The only ruby tiara in the Spanish Royal Family’s collection is the Niarchos Ruby Bandeau and its accompanying parure.
Princess Sophia of Greece and Denmark received a treasure trove of jewels on her wedding day in 1962. In addition to the Prussian Tiara, a gift from her parents (King Paul and Queen Frederica of Greece); the Mellerio Shell Tiara, a gift from her in-laws (Infante Juan and Infanta María); and the Spanish Floral Tiara, a gift from Generalísimo Francisco Franco (the dictator of Spain who had ruled since 1939); she also received a ruby and diamond bandeau and parure from Greek shipping tycoon, Stavros Niarchos, a man worth billions of dollars.Embed from Getty Images

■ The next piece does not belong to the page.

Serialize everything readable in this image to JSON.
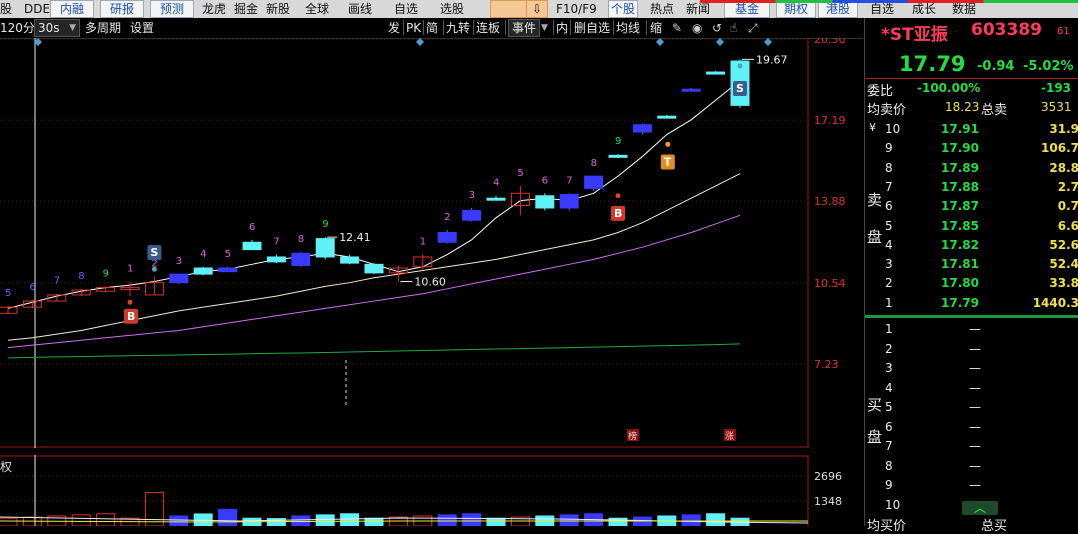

The bandeau tiara s a series of ruby and diamond clusters — the rubies are cabochon rubies — and every other cluster features an additional row of rubies along the outside that are separate by diamond links.
The bandeau tiara was created by renowned jewellers Van Cleef & Arpels and can be worn in one row or two, and Queen Sofía has also worn it atop a velvet band to add height to it, as well. Queen Sofía also received necklaces and bracelets of varying length and a pair of earrings to complete the parure.
This cluster of rubies and diamonds can be fashioned into a bandeau of either one or two rows and has also been placed onto a velvet band to add height to it.
Although Queen Sofía doesn’t wear this bandeau tiara much anymore, she wore it on one of the most important days of her royal life: the day her husband, King Juan Carlos, became the King of Spain in 1975.Embed from Getty Images
In 1969, Generalísimo Francisco Franco had designated Infante Juan Carlos as his heir, bypassing his father, Juan, in the hopes that Juan Carlos would continue with his political regime. This was not to be, and in 1975, on 22 November, King Juan Carlos was proclaimed with his wife, Queen Sofía, decked in rubies at his side.
Queen Sofía has been the only Spanish royal to wear the Niarchos Ruby Bandeau.